Rotorua at the New Zealand International Exhibition 1906/7, Hagley Park, Christchurch
Rotorua at the New Zealand International Exhibition 1906/7, Hagley Park, Christchurch
The model Rotorua
The model Rotorua
A view of the Government Tourist Departments room
A view of the Government Tourist Departments room
A view of the Government Tourist Department’s room
A view of the Government Tourist Department’s room
The Thermal Springs exhibit
The Thermal Springs exhibit
Maoris in the hot bath at model Rotorua
Maoris in the hot bath at model Rotorua
Rotorua at the Exhibition
Rotorua at the Exhibition
 

Sources

Related links

Footnotes
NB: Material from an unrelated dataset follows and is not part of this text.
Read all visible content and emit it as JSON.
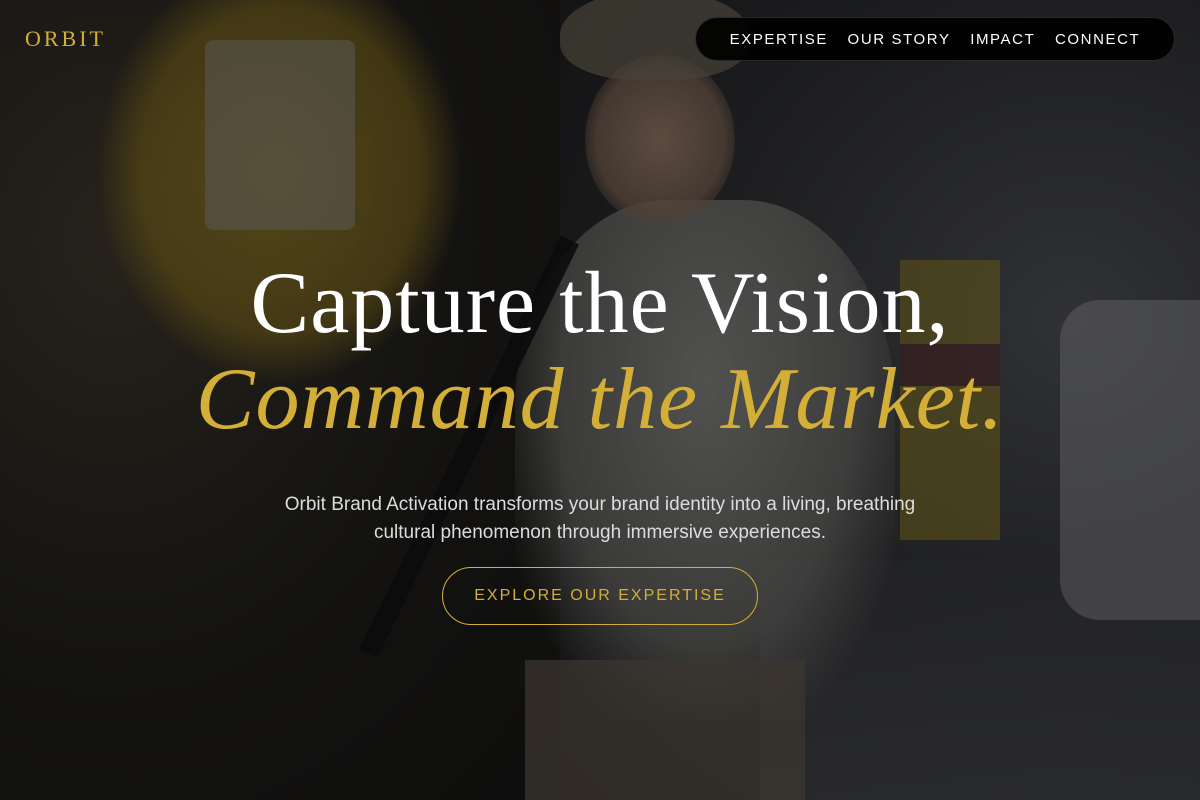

  • [1] "Tourist Department", Canterbury Times, 7 November 1906, page 29
  • [2] Cowan, J. Official record, page 145
  • [3] "Geyser Display", The Weekly Press, 7 November 1906, page 110
  • [4] "Geyser Display", The Weekly Press, 7 November 1906, page 110
  • [5] "Geyser Display", The Weekly Press, 7 November 1906, page 110